*RECORDS SHOWN*
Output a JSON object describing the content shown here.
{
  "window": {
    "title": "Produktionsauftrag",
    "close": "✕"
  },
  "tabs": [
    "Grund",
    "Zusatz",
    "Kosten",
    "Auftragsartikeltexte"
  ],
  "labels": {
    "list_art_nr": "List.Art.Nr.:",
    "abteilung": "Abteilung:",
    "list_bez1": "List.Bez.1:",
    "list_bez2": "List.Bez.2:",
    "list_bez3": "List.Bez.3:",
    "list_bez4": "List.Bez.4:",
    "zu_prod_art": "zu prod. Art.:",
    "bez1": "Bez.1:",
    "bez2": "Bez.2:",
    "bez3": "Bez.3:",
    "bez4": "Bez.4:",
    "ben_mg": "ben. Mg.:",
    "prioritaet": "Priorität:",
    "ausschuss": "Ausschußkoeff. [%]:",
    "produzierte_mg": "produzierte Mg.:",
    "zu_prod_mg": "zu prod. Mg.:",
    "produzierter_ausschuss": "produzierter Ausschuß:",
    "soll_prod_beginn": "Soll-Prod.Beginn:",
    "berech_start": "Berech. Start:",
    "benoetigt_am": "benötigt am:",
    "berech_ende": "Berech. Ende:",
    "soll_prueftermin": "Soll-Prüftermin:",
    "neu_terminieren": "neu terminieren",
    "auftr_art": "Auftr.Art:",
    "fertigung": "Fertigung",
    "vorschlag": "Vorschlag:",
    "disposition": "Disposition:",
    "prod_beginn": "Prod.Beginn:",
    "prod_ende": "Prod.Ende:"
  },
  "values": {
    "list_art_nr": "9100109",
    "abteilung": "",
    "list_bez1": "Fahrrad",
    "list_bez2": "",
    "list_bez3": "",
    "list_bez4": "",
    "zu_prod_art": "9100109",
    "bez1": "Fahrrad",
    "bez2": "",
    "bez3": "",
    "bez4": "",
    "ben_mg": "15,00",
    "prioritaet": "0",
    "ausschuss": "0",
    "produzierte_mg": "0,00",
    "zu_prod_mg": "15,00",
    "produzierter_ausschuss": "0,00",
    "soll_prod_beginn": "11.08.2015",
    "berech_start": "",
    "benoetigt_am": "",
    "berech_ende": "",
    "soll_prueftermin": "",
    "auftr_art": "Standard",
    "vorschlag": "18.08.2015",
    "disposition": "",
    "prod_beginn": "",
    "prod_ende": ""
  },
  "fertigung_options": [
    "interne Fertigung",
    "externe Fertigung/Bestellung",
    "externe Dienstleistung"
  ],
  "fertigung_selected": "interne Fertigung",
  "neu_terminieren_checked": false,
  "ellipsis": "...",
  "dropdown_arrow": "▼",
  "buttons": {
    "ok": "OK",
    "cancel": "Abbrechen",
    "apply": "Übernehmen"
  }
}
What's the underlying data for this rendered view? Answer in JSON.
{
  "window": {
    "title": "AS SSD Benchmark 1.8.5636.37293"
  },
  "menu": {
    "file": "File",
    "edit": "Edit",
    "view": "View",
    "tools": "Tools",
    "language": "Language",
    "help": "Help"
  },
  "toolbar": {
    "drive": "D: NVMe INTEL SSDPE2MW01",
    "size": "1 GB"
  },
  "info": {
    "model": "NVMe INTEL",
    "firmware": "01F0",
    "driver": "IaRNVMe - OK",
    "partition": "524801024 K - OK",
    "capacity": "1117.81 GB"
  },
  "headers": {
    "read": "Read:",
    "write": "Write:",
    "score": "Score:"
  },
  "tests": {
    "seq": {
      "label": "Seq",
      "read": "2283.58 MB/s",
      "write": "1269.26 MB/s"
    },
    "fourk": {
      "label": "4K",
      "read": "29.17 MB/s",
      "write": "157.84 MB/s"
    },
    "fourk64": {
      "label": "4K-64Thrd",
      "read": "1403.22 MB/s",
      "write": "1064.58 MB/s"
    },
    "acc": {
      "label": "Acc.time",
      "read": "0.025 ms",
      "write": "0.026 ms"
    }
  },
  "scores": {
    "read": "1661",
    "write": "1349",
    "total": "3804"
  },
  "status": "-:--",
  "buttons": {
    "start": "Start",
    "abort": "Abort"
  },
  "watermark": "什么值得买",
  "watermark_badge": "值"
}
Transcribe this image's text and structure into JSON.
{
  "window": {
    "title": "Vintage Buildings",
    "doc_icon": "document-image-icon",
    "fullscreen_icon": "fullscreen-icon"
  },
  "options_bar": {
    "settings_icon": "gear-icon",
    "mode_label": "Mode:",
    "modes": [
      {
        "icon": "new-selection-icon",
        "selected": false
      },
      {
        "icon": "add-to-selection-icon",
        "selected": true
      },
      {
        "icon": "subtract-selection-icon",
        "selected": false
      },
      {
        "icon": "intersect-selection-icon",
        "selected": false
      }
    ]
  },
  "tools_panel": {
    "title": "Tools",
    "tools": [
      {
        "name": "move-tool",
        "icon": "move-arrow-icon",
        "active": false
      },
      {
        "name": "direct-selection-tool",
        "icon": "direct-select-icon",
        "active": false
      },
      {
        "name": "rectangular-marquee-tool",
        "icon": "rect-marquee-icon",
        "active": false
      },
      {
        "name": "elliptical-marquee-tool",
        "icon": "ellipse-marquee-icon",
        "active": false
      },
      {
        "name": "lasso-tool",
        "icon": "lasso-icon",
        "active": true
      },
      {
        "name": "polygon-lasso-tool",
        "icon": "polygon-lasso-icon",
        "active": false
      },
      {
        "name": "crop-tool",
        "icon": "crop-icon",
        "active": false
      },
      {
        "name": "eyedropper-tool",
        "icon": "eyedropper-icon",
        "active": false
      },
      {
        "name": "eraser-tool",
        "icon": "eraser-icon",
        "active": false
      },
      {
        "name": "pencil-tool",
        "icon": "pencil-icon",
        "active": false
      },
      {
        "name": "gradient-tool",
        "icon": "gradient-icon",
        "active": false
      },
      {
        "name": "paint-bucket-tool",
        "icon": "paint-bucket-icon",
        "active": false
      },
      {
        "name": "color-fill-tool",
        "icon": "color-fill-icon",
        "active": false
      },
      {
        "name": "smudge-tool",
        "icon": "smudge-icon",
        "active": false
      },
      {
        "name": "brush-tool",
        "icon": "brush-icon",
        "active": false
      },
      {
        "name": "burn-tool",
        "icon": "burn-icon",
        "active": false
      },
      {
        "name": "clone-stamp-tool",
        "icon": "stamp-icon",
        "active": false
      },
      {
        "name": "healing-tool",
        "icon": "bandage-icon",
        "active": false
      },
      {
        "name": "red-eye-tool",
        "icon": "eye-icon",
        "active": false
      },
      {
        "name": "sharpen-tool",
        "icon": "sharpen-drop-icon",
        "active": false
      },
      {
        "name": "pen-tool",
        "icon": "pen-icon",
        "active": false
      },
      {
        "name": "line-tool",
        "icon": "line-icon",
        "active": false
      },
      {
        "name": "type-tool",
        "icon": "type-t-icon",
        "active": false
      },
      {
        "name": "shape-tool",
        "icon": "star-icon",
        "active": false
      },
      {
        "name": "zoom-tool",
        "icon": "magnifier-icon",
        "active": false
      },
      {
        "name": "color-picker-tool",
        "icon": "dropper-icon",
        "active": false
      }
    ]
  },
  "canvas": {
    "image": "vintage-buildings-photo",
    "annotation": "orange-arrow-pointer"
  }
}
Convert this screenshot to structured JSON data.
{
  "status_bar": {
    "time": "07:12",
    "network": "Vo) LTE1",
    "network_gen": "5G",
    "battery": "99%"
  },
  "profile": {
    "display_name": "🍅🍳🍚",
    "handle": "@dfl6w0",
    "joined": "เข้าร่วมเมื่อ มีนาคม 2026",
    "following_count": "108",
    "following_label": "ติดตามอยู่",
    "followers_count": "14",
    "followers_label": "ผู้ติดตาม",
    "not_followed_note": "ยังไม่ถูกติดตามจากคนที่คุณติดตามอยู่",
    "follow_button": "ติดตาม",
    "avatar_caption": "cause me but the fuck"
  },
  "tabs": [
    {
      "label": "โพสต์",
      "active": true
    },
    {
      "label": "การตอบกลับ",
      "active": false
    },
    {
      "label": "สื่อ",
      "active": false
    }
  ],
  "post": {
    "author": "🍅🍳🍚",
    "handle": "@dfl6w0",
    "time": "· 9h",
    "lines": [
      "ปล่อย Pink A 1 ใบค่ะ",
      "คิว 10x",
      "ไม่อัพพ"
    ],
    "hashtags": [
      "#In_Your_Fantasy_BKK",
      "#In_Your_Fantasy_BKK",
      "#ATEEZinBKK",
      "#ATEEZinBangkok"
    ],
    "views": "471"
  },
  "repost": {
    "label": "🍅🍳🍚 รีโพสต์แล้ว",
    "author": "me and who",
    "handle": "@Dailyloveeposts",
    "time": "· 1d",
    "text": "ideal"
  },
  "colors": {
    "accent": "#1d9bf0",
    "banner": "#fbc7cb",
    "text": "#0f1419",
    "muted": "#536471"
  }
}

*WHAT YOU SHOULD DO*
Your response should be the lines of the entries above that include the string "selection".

*OUTPUT FOR THIS TASK*
        "icon": "new-selection-icon",
        "icon": "add-to-selection-icon",
        "icon": "subtract-selection-icon",
        "icon": "intersect-selection-icon",
        "name": "direct-selection-tool",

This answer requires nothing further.